# [PROBLEM DETAILS]
Everything in the records except the pictures must be copied out exactly.

# [THE DATA]
▼
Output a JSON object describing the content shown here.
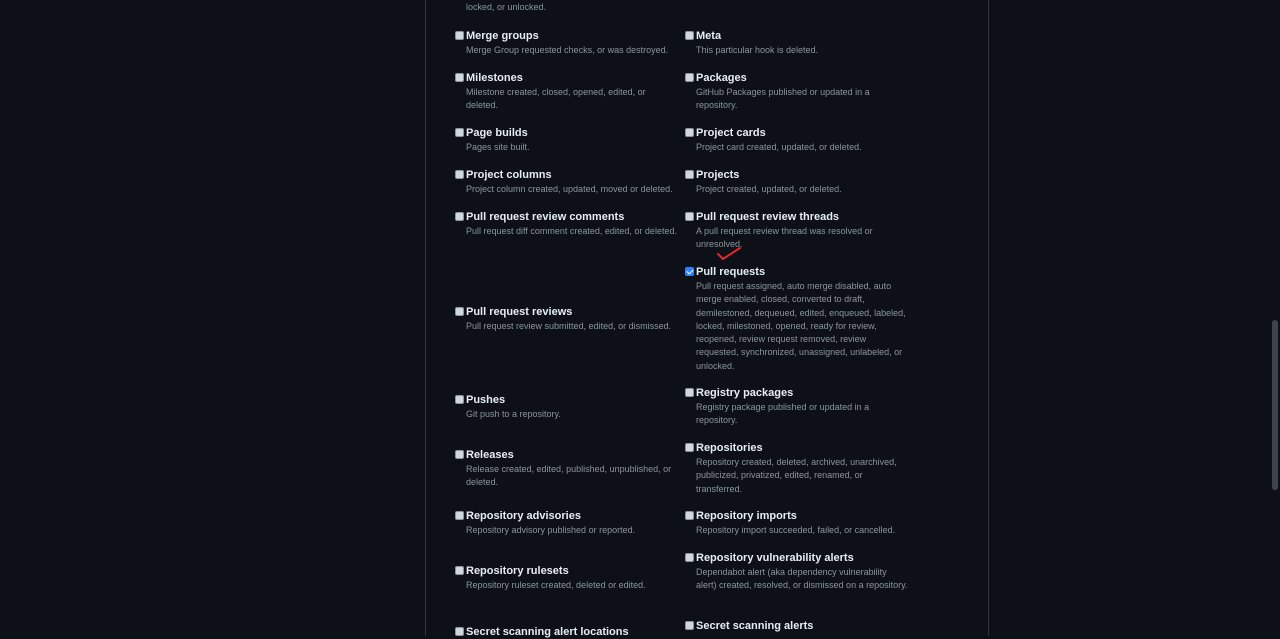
{
  "top_text": "locked, or unlocked.",
  "events": [
    {
      "title": "Merge groups",
      "desc": "Merge Group requested checks, or was destroyed.",
      "checked": false
    },
    {
      "title": "Meta",
      "desc": "This particular hook is deleted.",
      "checked": false
    },
    {
      "title": "Milestones",
      "desc": "Milestone created, closed, opened, edited, or deleted.",
      "checked": false
    },
    {
      "title": "Packages",
      "desc": "GitHub Packages published or updated in a repository.",
      "checked": false
    },
    {
      "title": "Page builds",
      "desc": "Pages site built.",
      "checked": false
    },
    {
      "title": "Project cards",
      "desc": "Project card created, updated, or deleted.",
      "checked": false
    },
    {
      "title": "Project columns",
      "desc": "Project column created, updated, moved or deleted.",
      "checked": false
    },
    {
      "title": "Projects",
      "desc": "Project created, updated, or deleted.",
      "checked": false
    },
    {
      "title": "Pull request review comments",
      "desc": "Pull request diff comment created, edited, or deleted.",
      "checked": false
    },
    {
      "title": "Pull request review threads",
      "desc": "A pull request review thread was resolved or unresolved.",
      "checked": false
    },
    {
      "title": "Pull requests",
      "desc": "Pull request assigned, auto merge disabled, auto merge enabled, closed, converted to draft, demilestoned, dequeued, edited, enqueued, labeled, locked, milestoned, opened, ready for review, reopened, review request removed, review requested, synchronized, unassigned, unlabeled, or unlocked.",
      "checked": true
    },
    {
      "title": "Pull request reviews",
      "desc": "Pull request review submitted, edited, or dismissed.",
      "checked": false
    },
    {
      "title": "Pushes",
      "desc": "Git push to a repository.",
      "checked": false
    },
    {
      "title": "Registry packages",
      "desc": "Registry package published or updated in a repository.",
      "checked": false
    },
    {
      "title": "Releases",
      "desc": "Release created, edited, published, unpublished, or deleted.",
      "checked": false
    },
    {
      "title": "Repositories",
      "desc": "Repository created, deleted, archived, unarchived, publicized, privatized, edited, renamed, or transferred.",
      "checked": false
    },
    {
      "title": "Repository advisories",
      "desc": "Repository advisory published or reported.",
      "checked": false
    },
    {
      "title": "Repository imports",
      "desc": "Repository import succeeded, failed, or cancelled.",
      "checked": false
    },
    {
      "title": "Repository rulesets",
      "desc": "Repository ruleset created, deleted or edited.",
      "checked": false
    },
    {
      "title": "Repository vulnerability alerts",
      "desc": "Dependabot alert (aka dependency vulnerability alert) created, resolved, or dismissed on a repository.",
      "checked": false
    },
    {
      "title": "Secret scanning alert locations",
      "desc": "",
      "checked": false
    },
    {
      "title": "Secret scanning alerts",
      "desc": "",
      "checked": false
    }
  ],
  "annotation_color": "#e5262c"
}
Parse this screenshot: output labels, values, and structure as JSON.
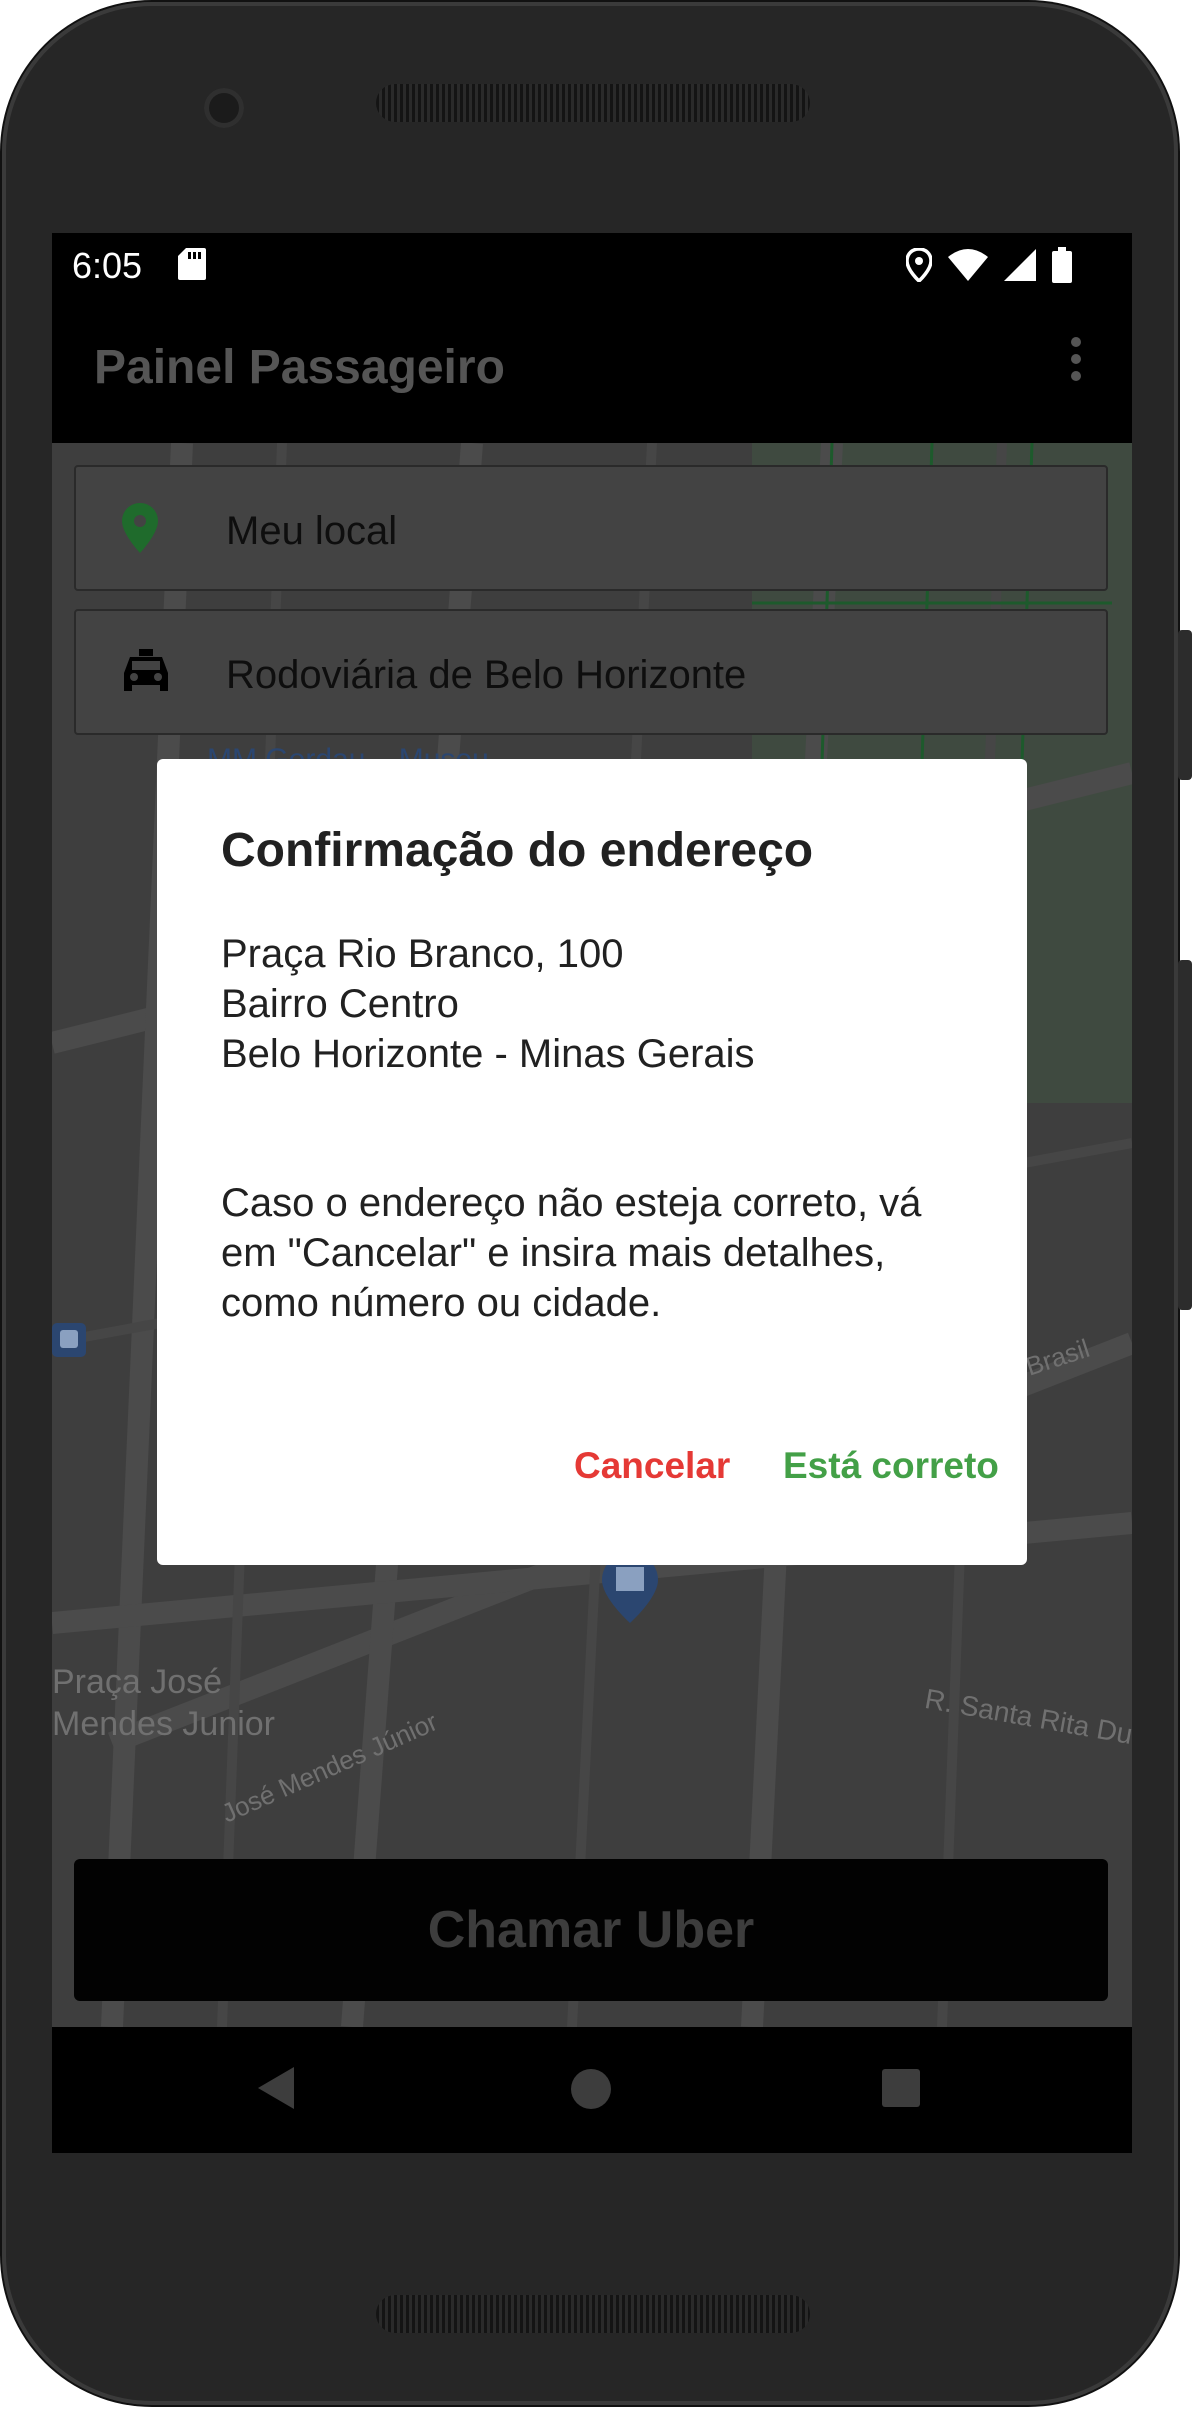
{
  "status_bar": {
    "time": "6:05"
  },
  "app_bar": {
    "title": "Painel Passageiro"
  },
  "map": {
    "labels": {
      "praca_line1": "Praça José",
      "praca_line2": "Mendes Junior",
      "street_mendes": "José Mendes Júnior",
      "street_santa_rita": "R. Santa Rita Durão",
      "street_brasil": "Brasil",
      "museum_label": "MM Gerdau – Museu"
    }
  },
  "search": {
    "origin_value": "Meu local",
    "destination_value": "Rodoviária de Belo Horizonte"
  },
  "dialog": {
    "title": "Confirmação do endereço",
    "address_line1": "Praça Rio Branco, 100",
    "address_line2": "Bairro Centro",
    "address_line3": "Belo Horizonte - Minas Gerais",
    "message": "Caso o endereço não esteja correto, vá em \"Cancelar\" e insira mais detalhes, como número ou cidade.",
    "cancel_label": "Cancelar",
    "confirm_label": "Está correto"
  },
  "call_button": {
    "label": "Chamar Uber"
  },
  "colors": {
    "cancel": "#e53935",
    "confirm": "#43a047",
    "pin": "#43a047"
  },
  "icons": [
    "sd-card-icon",
    "location-icon",
    "wifi-icon",
    "signal-icon",
    "battery-icon",
    "overflow-menu-icon",
    "location-pin-icon",
    "taxi-icon",
    "bus-stop-icon",
    "museum-icon",
    "back-icon",
    "home-icon",
    "recents-icon"
  ]
}
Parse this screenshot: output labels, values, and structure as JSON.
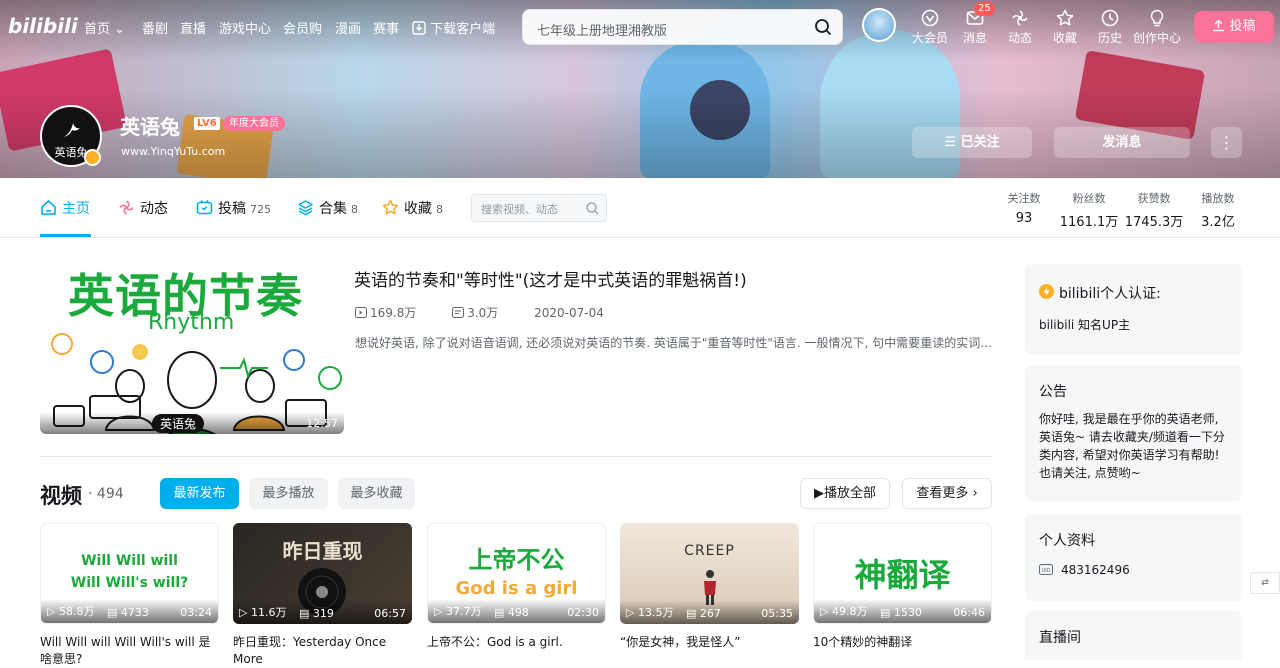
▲
# [TASK ANSWER]
Output a JSON object describing the content shown here.
{
  "top_text": "locked, or unlocked.",
  "events": [
    {
      "title": "Merge groups",
      "desc": "Merge Group requested checks, or was destroyed.",
      "checked": false
    },
    {
      "title": "Meta",
      "desc": "This particular hook is deleted.",
      "checked": false
    },
    {
      "title": "Milestones",
      "desc": "Milestone created, closed, opened, edited, or deleted.",
      "checked": false
    },
    {
      "title": "Packages",
      "desc": "GitHub Packages published or updated in a repository.",
      "checked": false
    },
    {
      "title": "Page builds",
      "desc": "Pages site built.",
      "checked": false
    },
    {
      "title": "Project cards",
      "desc": "Project card created, updated, or deleted.",
      "checked": false
    },
    {
      "title": "Project columns",
      "desc": "Project column created, updated, moved or deleted.",
      "checked": false
    },
    {
      "title": "Projects",
      "desc": "Project created, updated, or deleted.",
      "checked": false
    },
    {
      "title": "Pull request review comments",
      "desc": "Pull request diff comment created, edited, or deleted.",
      "checked": false
    },
    {
      "title": "Pull request review threads",
      "desc": "A pull request review thread was resolved or unresolved.",
      "checked": false
    },
    {
      "title": "Pull requests",
      "desc": "Pull request assigned, auto merge disabled, auto merge enabled, closed, converted to draft, demilestoned, dequeued, edited, enqueued, labeled, locked, milestoned, opened, ready for review, reopened, review request removed, review requested, synchronized, unassigned, unlabeled, or unlocked.",
      "checked": true
    },
    {
      "title": "Pull request reviews",
      "desc": "Pull request review submitted, edited, or dismissed.",
      "checked": false
    },
    {
      "title": "Pushes",
      "desc": "Git push to a repository.",
      "checked": false
    },
    {
      "title": "Registry packages",
      "desc": "Registry package published or updated in a repository.",
      "checked": false
    },
    {
      "title": "Releases",
      "desc": "Release created, edited, published, unpublished, or deleted.",
      "checked": false
    },
    {
      "title": "Repositories",
      "desc": "Repository created, deleted, archived, unarchived, publicized, privatized, edited, renamed, or transferred.",
      "checked": false
    },
    {
      "title": "Repository advisories",
      "desc": "Repository advisory published or reported.",
      "checked": false
    },
    {
      "title": "Repository imports",
      "desc": "Repository import succeeded, failed, or cancelled.",
      "checked": false
    },
    {
      "title": "Repository rulesets",
      "desc": "Repository ruleset created, deleted or edited.",
      "checked": false
    },
    {
      "title": "Repository vulnerability alerts",
      "desc": "Dependabot alert (aka dependency vulnerability alert) created, resolved, or dismissed on a repository.",
      "checked": false
    },
    {
      "title": "Secret scanning alert locations",
      "desc": "",
      "checked": false
    },
    {
      "title": "Secret scanning alerts",
      "desc": "",
      "checked": false
    }
  ],
  "annotation_color": "#e5262c"
}
Parse this screenshot: output labels, values, and structure as JSON.
{
  "status_bar": {
    "time": "6:05"
  },
  "app_bar": {
    "title": "Painel Passageiro"
  },
  "map": {
    "labels": {
      "praca_line1": "Praça José",
      "praca_line2": "Mendes Junior",
      "street_mendes": "José Mendes Júnior",
      "street_santa_rita": "R. Santa Rita Durão",
      "street_brasil": "Brasil",
      "museum_label": "MM Gerdau – Museu"
    }
  },
  "search": {
    "origin_value": "Meu local",
    "destination_value": "Rodoviária de Belo Horizonte"
  },
  "dialog": {
    "title": "Confirmação do endereço",
    "address_line1": "Praça Rio Branco, 100",
    "address_line2": "Bairro Centro",
    "address_line3": "Belo Horizonte - Minas Gerais",
    "message": "Caso o endereço não esteja correto, vá em \"Cancelar\" e insira mais detalhes, como número ou cidade.",
    "cancel_label": "Cancelar",
    "confirm_label": "Está correto"
  },
  "call_button": {
    "label": "Chamar Uber"
  },
  "colors": {
    "cancel": "#e53935",
    "confirm": "#43a047",
    "pin": "#43a047"
  },
  "icons": [
    "sd-card-icon",
    "location-icon",
    "wifi-icon",
    "signal-icon",
    "battery-icon",
    "overflow-menu-icon",
    "location-pin-icon",
    "taxi-icon",
    "bus-stop-icon",
    "museum-icon",
    "back-icon",
    "home-icon",
    "recents-icon"
  ]
}
Parse this screenshot: output labels, values, and structure as JSON.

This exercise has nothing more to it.